_Aim of the exercise_
Read through the lines below and copy the ones holding the string "conn".

· · · · · · ·

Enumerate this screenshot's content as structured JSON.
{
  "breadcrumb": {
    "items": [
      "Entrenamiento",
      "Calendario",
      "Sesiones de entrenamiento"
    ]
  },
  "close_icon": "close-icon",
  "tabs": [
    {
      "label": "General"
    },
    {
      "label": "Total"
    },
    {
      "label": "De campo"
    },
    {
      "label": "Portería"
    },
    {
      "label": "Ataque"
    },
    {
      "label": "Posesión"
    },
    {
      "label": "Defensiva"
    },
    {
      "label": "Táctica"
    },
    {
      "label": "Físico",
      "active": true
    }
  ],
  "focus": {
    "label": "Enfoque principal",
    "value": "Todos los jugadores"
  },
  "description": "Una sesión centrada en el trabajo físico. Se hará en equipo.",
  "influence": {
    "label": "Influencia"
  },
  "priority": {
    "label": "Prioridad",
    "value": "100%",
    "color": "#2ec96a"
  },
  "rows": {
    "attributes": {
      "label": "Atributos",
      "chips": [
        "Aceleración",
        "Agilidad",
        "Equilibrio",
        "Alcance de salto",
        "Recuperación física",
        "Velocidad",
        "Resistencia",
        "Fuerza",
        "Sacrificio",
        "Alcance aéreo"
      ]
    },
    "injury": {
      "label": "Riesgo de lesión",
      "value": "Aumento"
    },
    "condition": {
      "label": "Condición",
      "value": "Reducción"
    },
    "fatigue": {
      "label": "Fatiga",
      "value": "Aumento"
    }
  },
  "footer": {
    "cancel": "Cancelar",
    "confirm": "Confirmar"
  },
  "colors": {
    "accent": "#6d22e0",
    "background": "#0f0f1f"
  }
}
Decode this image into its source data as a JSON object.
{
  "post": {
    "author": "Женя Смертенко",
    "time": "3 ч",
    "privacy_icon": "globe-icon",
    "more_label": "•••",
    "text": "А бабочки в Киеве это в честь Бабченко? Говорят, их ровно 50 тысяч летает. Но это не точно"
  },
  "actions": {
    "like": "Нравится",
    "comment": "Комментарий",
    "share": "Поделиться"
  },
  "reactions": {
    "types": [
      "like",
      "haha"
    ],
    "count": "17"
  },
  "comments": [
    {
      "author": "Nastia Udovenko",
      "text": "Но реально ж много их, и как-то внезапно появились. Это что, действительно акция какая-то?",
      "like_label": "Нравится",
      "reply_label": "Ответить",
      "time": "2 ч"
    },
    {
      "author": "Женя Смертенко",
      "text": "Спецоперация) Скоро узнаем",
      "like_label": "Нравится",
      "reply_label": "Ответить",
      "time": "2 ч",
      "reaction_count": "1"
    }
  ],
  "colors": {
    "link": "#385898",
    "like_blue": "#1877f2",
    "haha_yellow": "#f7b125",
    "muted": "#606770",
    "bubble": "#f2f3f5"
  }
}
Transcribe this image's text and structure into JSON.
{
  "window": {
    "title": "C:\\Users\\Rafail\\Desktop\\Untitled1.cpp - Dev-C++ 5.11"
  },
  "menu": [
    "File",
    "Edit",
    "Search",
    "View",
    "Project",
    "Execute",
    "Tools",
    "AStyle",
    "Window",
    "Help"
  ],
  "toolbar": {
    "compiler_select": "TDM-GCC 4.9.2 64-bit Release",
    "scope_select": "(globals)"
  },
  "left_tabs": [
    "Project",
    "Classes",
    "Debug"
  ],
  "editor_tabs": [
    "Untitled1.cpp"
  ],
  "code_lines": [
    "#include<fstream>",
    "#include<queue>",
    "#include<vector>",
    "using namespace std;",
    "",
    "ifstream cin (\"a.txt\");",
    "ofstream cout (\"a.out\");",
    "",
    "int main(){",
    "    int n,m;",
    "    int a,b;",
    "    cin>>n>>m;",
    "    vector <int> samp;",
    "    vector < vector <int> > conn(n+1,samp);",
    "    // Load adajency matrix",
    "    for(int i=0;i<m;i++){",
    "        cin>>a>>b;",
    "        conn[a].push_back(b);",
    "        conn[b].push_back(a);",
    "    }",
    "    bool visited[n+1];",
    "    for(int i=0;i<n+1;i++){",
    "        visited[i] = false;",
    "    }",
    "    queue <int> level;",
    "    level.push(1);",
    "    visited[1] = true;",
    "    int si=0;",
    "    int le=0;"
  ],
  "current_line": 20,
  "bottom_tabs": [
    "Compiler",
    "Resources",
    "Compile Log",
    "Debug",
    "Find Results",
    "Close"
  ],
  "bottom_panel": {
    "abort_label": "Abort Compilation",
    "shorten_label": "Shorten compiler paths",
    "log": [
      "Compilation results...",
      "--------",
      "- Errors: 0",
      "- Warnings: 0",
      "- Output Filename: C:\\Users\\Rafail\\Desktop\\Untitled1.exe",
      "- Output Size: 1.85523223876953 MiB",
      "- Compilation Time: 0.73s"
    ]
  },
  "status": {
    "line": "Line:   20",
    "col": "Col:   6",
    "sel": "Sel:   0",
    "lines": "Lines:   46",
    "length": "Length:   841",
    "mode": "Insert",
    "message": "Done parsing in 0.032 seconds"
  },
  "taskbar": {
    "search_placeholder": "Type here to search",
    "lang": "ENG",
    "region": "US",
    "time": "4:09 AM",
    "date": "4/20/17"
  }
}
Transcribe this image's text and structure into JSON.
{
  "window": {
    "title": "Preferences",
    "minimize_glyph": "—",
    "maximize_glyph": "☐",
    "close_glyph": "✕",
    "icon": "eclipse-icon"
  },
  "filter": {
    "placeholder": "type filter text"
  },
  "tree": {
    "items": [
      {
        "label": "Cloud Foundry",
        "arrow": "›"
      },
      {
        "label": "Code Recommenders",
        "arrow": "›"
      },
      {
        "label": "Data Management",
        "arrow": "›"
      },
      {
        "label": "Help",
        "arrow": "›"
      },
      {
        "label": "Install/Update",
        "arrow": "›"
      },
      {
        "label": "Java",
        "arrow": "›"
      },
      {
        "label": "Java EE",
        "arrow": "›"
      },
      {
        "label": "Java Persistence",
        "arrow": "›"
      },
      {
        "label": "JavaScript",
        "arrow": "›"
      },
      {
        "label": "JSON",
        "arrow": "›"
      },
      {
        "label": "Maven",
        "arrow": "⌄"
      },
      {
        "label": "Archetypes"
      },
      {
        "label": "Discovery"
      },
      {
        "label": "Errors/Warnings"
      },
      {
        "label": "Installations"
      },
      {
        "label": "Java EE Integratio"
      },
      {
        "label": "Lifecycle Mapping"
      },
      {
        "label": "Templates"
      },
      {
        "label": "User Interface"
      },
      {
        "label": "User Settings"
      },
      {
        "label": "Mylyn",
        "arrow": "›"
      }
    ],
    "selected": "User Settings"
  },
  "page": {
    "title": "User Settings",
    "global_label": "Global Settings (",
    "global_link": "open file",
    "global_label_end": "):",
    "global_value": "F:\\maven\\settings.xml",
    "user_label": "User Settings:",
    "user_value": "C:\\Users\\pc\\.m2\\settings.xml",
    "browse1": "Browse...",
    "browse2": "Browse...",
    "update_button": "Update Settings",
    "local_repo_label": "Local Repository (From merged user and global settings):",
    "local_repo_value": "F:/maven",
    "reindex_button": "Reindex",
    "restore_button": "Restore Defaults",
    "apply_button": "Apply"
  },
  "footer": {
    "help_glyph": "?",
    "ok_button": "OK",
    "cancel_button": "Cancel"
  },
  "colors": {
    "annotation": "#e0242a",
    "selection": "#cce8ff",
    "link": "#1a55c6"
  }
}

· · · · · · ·

_Result of this exercise_
    "    vector < vector <int> > conn(n+1,samp);",
    "        conn[a].push_back(b);",
    "        conn[b].push_back(a);",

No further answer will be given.